(Element data from apps and pages)
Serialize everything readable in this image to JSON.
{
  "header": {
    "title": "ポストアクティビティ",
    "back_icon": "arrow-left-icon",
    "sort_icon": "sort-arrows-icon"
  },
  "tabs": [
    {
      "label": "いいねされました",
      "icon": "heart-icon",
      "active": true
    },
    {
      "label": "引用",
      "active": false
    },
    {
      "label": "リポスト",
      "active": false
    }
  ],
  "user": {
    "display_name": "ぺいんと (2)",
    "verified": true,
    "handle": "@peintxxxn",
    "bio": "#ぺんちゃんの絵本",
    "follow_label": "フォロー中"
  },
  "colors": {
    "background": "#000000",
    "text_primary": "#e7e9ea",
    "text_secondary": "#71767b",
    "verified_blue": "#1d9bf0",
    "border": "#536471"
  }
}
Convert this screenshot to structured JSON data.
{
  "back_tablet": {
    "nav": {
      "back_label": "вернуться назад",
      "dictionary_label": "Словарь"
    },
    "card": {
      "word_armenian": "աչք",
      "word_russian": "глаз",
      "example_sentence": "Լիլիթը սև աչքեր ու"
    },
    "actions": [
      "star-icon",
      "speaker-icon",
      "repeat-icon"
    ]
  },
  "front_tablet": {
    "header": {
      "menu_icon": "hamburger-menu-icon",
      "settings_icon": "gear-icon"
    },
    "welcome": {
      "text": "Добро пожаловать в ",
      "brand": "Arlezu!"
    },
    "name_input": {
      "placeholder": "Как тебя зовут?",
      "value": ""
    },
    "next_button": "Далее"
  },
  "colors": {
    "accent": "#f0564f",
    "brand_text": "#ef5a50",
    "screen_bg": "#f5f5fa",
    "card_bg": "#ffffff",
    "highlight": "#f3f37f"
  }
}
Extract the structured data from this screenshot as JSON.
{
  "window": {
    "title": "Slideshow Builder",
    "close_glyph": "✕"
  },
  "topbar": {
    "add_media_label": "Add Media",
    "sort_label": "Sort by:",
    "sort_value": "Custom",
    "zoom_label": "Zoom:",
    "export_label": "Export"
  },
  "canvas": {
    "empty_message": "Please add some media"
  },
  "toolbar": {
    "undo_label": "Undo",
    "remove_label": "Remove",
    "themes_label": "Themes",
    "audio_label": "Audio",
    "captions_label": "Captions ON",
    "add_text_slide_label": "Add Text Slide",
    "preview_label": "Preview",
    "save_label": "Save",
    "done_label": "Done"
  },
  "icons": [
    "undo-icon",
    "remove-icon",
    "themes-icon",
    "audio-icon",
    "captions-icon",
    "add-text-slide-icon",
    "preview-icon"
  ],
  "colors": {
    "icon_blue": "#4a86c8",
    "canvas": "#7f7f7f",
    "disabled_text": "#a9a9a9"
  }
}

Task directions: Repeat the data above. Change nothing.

Exercise solution:
Serialize everything readable in this image to JSON.
{
  "header": {
    "title": "ポストアクティビティ",
    "back_icon": "arrow-left-icon",
    "sort_icon": "sort-arrows-icon"
  },
  "tabs": [
    {
      "label": "いいねされました",
      "icon": "heart-icon",
      "active": true
    },
    {
      "label": "引用",
      "active": false
    },
    {
      "label": "リポスト",
      "active": false
    }
  ],
  "user": {
    "display_name": "ぺいんと (2)",
    "verified": true,
    "handle": "@peintxxxn",
    "bio": "#ぺんちゃんの絵本",
    "follow_label": "フォロー中"
  },
  "colors": {
    "background": "#000000",
    "text_primary": "#e7e9ea",
    "text_secondary": "#71767b",
    "verified_blue": "#1d9bf0",
    "border": "#536471"
  }
}
Convert this screenshot to structured JSON data.
{
  "back_tablet": {
    "nav": {
      "back_label": "вернуться назад",
      "dictionary_label": "Словарь"
    },
    "card": {
      "word_armenian": "աչք",
      "word_russian": "глаз",
      "example_sentence": "Լիլիթը սև աչքեր ու"
    },
    "actions": [
      "star-icon",
      "speaker-icon",
      "repeat-icon"
    ]
  },
  "front_tablet": {
    "header": {
      "menu_icon": "hamburger-menu-icon",
      "settings_icon": "gear-icon"
    },
    "welcome": {
      "text": "Добро пожаловать в ",
      "brand": "Arlezu!"
    },
    "name_input": {
      "placeholder": "Как тебя зовут?",
      "value": ""
    },
    "next_button": "Далее"
  },
  "colors": {
    "accent": "#f0564f",
    "brand_text": "#ef5a50",
    "screen_bg": "#f5f5fa",
    "card_bg": "#ffffff",
    "highlight": "#f3f37f"
  }
}
Extract the structured data from this screenshot as JSON.
{
  "window": {
    "title": "Slideshow Builder",
    "close_glyph": "✕"
  },
  "topbar": {
    "add_media_label": "Add Media",
    "sort_label": "Sort by:",
    "sort_value": "Custom",
    "zoom_label": "Zoom:",
    "export_label": "Export"
  },
  "canvas": {
    "empty_message": "Please add some media"
  },
  "toolbar": {
    "undo_label": "Undo",
    "remove_label": "Remove",
    "themes_label": "Themes",
    "audio_label": "Audio",
    "captions_label": "Captions ON",
    "add_text_slide_label": "Add Text Slide",
    "preview_label": "Preview",
    "save_label": "Save",
    "done_label": "Done"
  },
  "icons": [
    "undo-icon",
    "remove-icon",
    "themes-icon",
    "audio-icon",
    "captions-icon",
    "add-text-slide-icon",
    "preview-icon"
  ],
  "colors": {
    "icon_blue": "#4a86c8",
    "canvas": "#7f7f7f",
    "disabled_text": "#a9a9a9"
  }
}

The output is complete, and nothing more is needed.